_Task statement_: Search the data below, and report every line in which "true" occurs.
▼
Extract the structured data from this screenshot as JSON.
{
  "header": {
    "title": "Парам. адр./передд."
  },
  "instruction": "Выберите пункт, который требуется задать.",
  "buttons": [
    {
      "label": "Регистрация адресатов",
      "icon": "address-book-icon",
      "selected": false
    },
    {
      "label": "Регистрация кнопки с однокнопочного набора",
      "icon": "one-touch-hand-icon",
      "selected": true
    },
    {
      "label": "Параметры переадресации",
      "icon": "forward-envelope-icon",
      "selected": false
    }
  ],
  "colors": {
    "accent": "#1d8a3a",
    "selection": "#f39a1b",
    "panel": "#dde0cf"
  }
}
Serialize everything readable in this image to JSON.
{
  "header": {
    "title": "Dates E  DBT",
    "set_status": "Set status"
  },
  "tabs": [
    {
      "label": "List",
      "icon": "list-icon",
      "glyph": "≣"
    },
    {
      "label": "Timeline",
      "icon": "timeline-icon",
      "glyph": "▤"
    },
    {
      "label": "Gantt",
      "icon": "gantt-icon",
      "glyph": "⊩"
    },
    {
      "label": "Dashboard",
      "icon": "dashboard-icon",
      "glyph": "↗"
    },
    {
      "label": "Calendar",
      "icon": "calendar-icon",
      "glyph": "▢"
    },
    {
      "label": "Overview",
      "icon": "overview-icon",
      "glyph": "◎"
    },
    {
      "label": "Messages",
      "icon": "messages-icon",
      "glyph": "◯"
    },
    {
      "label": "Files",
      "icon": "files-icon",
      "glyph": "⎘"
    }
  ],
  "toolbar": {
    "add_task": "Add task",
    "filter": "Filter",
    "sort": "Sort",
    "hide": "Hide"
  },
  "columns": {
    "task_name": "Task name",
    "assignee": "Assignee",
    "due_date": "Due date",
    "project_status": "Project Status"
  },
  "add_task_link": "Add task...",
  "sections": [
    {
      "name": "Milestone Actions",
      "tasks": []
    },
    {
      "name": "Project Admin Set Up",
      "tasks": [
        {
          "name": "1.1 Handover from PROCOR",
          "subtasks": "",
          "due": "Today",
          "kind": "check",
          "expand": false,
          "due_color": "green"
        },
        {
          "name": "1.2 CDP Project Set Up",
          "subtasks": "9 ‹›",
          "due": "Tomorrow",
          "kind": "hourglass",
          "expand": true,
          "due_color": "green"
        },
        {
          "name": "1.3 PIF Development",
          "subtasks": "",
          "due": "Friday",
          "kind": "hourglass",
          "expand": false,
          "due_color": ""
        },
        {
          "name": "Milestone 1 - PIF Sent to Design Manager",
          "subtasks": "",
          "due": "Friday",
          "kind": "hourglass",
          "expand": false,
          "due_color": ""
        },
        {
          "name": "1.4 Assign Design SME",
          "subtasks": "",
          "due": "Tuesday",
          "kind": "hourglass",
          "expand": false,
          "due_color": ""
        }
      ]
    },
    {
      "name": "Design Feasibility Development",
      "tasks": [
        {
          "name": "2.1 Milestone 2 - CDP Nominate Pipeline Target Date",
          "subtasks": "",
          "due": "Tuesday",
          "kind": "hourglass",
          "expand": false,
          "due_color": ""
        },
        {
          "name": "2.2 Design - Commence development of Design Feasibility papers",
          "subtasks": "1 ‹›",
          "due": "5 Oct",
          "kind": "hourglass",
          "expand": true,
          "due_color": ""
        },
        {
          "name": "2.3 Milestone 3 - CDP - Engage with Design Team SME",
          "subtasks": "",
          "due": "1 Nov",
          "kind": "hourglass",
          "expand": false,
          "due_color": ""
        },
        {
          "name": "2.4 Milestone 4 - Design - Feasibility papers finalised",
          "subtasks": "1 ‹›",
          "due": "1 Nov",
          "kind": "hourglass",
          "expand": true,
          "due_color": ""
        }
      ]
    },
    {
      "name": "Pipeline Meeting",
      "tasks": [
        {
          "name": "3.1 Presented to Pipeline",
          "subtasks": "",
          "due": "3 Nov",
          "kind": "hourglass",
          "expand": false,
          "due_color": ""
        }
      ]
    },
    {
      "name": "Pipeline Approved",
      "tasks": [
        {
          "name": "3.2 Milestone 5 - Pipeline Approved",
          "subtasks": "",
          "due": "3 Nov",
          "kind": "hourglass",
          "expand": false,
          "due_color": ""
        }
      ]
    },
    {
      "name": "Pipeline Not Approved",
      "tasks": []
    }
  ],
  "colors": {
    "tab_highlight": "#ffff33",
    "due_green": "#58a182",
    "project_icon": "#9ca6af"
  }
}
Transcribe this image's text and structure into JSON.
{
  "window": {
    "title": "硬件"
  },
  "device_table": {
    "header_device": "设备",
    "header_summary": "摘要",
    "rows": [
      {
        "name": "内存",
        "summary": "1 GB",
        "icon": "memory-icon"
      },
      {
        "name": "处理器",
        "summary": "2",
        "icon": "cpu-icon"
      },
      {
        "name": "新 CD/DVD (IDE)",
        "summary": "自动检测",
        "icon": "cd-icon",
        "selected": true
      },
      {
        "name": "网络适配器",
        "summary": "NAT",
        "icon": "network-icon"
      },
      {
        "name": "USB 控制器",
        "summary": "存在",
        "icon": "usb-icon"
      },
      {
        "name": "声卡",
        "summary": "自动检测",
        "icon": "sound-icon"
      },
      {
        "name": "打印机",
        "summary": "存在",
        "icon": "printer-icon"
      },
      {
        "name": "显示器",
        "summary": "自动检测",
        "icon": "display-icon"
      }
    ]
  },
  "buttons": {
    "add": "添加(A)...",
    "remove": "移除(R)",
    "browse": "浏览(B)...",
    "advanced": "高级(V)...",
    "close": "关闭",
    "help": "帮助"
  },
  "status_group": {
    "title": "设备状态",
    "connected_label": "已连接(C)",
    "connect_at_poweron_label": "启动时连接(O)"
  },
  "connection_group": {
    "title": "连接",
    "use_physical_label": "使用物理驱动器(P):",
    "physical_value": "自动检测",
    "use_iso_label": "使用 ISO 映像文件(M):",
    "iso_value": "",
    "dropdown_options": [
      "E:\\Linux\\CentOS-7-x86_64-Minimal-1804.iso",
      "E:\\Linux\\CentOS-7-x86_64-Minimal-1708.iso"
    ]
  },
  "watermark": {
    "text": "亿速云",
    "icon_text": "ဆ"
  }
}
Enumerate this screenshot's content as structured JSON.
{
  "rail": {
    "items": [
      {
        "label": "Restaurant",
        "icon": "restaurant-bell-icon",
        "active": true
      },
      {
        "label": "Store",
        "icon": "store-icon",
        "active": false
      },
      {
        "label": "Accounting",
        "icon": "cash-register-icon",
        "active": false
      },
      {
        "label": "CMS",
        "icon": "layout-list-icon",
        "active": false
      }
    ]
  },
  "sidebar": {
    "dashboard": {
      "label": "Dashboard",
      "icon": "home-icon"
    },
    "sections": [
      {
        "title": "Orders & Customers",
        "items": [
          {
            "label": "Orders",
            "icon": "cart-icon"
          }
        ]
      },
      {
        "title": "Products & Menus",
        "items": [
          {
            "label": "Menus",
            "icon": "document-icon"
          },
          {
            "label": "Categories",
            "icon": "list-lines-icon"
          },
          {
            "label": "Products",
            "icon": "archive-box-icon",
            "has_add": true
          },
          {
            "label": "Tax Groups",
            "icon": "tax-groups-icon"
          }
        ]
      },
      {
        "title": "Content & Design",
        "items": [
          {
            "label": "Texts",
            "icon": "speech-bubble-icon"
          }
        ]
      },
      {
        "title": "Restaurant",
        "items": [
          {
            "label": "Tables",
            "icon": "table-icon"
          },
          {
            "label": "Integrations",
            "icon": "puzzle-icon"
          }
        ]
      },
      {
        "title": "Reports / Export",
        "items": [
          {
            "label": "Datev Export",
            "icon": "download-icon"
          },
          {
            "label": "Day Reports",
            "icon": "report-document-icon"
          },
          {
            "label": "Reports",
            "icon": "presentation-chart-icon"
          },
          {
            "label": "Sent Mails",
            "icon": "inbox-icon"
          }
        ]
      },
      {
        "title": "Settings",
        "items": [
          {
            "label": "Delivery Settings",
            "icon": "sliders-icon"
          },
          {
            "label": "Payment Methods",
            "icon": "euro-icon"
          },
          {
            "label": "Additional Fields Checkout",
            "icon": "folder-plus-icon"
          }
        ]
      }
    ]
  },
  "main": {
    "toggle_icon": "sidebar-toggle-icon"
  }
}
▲
_Task result_:
      "selected": true
          "expand": true,
          "expand": true,
          "expand": true,
        "selected": true
        "active": true
            "has_add": true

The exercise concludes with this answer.